ASSIGNED TASK ▸ Number of lines below with the word "Paste": state it and write nothing more.

[[ DATASET RECORDS, beginning ]]

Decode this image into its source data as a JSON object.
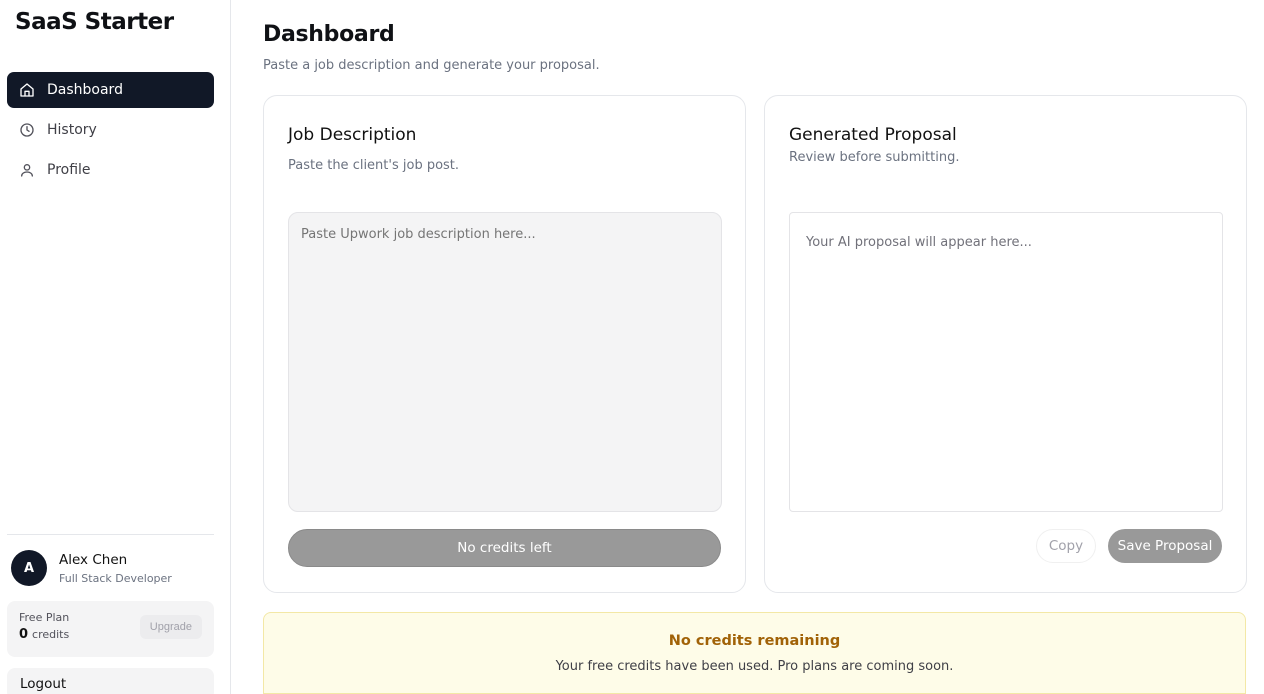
{
  "app": {
    "title": "SaaS Starter"
  },
  "sidebar": {
    "items": [
      {
        "label": "Dashboard",
        "icon": "home-icon",
        "active": true
      },
      {
        "label": "History",
        "icon": "clock-icon",
        "active": false
      },
      {
        "label": "Profile",
        "icon": "user-icon",
        "active": false
      }
    ],
    "user": {
      "initial": "A",
      "name": "Alex Chen",
      "role": "Full Stack Developer"
    },
    "plan": {
      "name": "Free Plan",
      "credits_count": "0",
      "credits_label": "credits",
      "upgrade_label": "Upgrade"
    },
    "logout_label": "Logout"
  },
  "main": {
    "title": "Dashboard",
    "subtitle": "Paste a job description and generate your proposal.",
    "job_card": {
      "title": "Job Description",
      "subtitle": "Paste the client's job post.",
      "placeholder": "Paste Upwork job description here...",
      "button_label": "No credits left"
    },
    "proposal_card": {
      "title": "Generated Proposal",
      "subtitle": "Review before submitting.",
      "placeholder": "Your AI proposal will appear here...",
      "copy_label": "Copy",
      "save_label": "Save Proposal"
    },
    "banner": {
      "title": "No credits remaining",
      "text": "Your free credits have been used. Pro plans are coming soon."
    }
  },
  "colors": {
    "nav_active_bg": "#111827",
    "banner_bg": "#fefce8",
    "banner_title": "#a16207",
    "disabled_button": "#999999"
  }
}
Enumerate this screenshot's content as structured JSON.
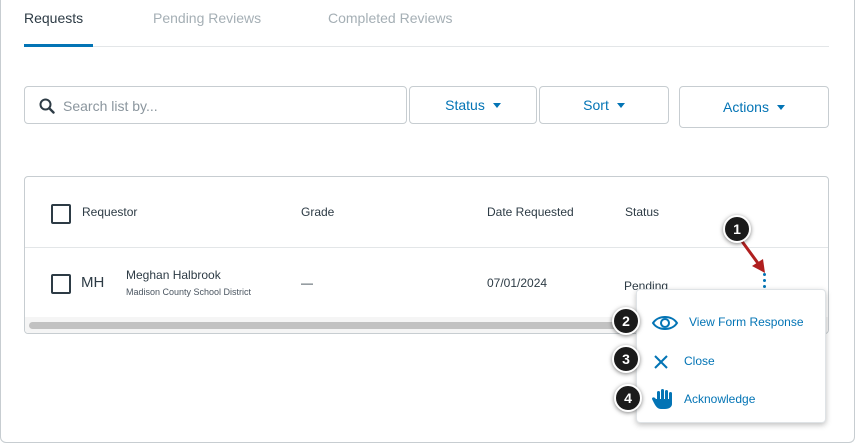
{
  "tabs": [
    {
      "label": "Requests",
      "active": true
    },
    {
      "label": "Pending Reviews",
      "active": false
    },
    {
      "label": "Completed Reviews",
      "active": false
    }
  ],
  "toolbar": {
    "search_placeholder": "Search list by...",
    "status_label": "Status",
    "sort_label": "Sort",
    "actions_label": "Actions"
  },
  "table": {
    "columns": [
      "Requestor",
      "Grade",
      "Date Requested",
      "Status"
    ],
    "rows": [
      {
        "initials": "MH",
        "name": "Meghan Halbrook",
        "organization": "Madison County School District",
        "grade": "—",
        "date_requested": "07/01/2024",
        "status": "Pending"
      }
    ]
  },
  "row_menu": {
    "items": [
      {
        "label": "View Form Response",
        "icon": "eye-icon"
      },
      {
        "label": "Close",
        "icon": "close-icon"
      },
      {
        "label": "Acknowledge",
        "icon": "hand-icon"
      }
    ]
  },
  "callouts": [
    "1",
    "2",
    "3",
    "4"
  ],
  "colors": {
    "accent": "#0374b5",
    "text": "#2d3b45",
    "muted": "#a5afb5",
    "border": "#c7cdd1",
    "callout_arrow": "#b01f1f"
  }
}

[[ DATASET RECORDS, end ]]

RESPONSE TO THIS EXERCISE ▸ 3